- What you need to do -
Say how many lines of the material below contain the word "code", with no other words.

- Data excerpts -

___

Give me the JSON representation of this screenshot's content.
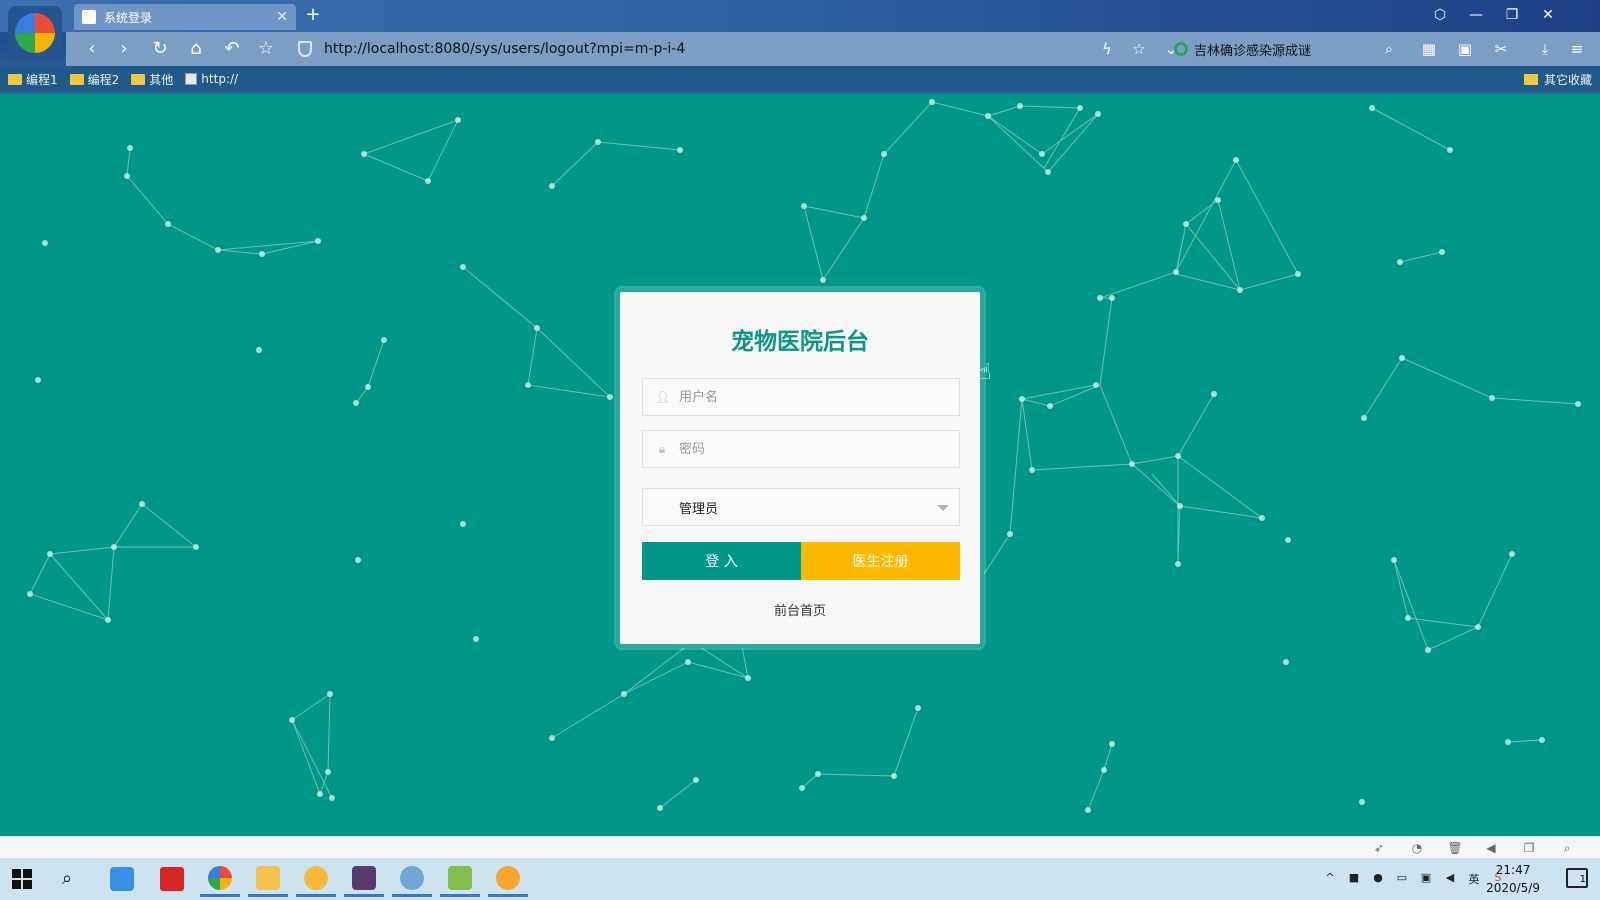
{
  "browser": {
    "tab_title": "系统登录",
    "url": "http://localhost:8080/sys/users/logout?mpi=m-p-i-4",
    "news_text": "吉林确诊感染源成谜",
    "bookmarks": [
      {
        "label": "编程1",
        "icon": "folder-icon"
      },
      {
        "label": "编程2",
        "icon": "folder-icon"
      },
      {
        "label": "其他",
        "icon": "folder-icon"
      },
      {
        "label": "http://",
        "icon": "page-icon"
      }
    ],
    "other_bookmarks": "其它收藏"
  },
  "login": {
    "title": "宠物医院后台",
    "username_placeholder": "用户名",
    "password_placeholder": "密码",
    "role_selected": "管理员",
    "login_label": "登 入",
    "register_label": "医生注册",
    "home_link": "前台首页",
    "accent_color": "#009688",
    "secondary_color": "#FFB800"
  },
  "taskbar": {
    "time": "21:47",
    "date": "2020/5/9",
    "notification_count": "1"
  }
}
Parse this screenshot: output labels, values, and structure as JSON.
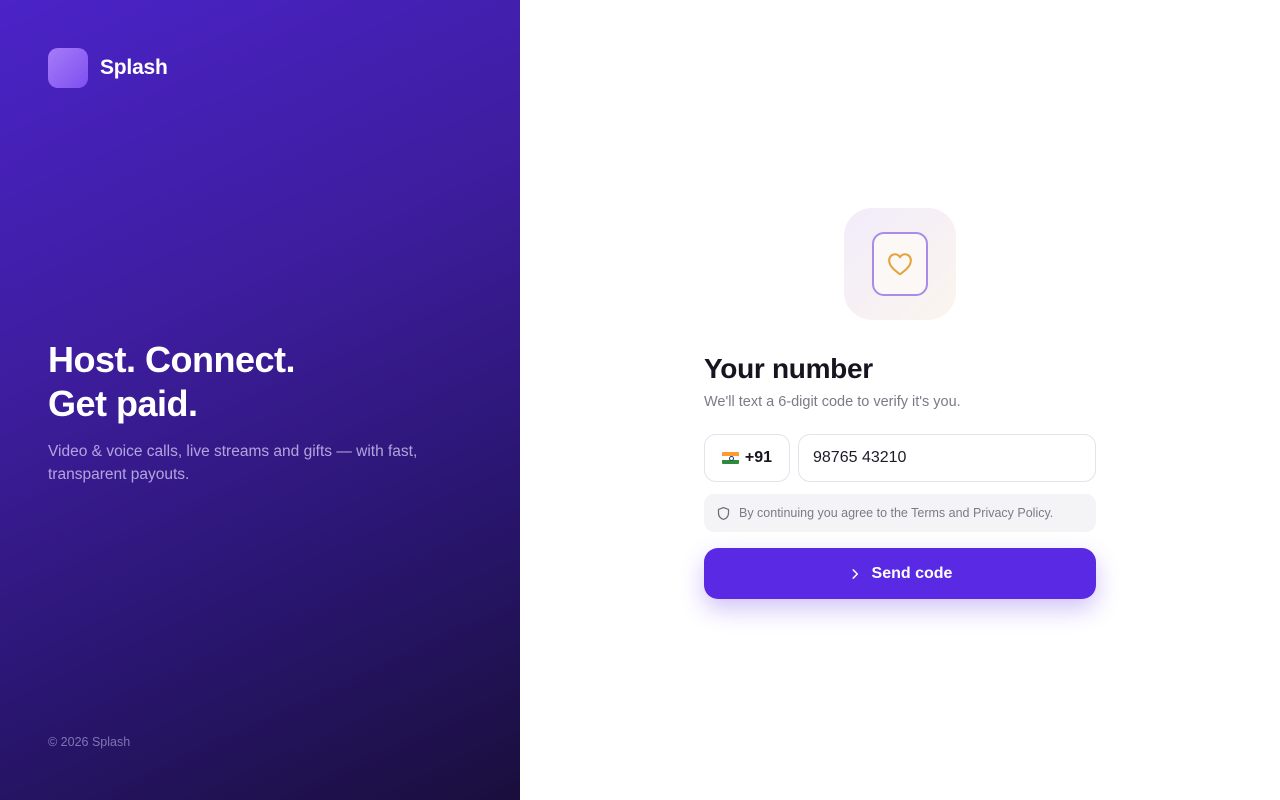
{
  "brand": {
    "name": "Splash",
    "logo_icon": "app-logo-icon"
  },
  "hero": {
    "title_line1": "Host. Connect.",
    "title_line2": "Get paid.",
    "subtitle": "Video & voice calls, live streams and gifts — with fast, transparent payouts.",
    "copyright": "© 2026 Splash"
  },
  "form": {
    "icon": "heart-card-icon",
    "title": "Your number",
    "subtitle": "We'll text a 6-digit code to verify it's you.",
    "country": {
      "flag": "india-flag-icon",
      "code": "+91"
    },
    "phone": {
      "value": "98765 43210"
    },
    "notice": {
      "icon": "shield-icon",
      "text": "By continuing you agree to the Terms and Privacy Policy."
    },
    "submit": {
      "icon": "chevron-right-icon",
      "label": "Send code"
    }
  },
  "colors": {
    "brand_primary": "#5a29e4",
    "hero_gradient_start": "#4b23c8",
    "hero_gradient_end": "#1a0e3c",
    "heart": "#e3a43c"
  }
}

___

- Output of the task -
3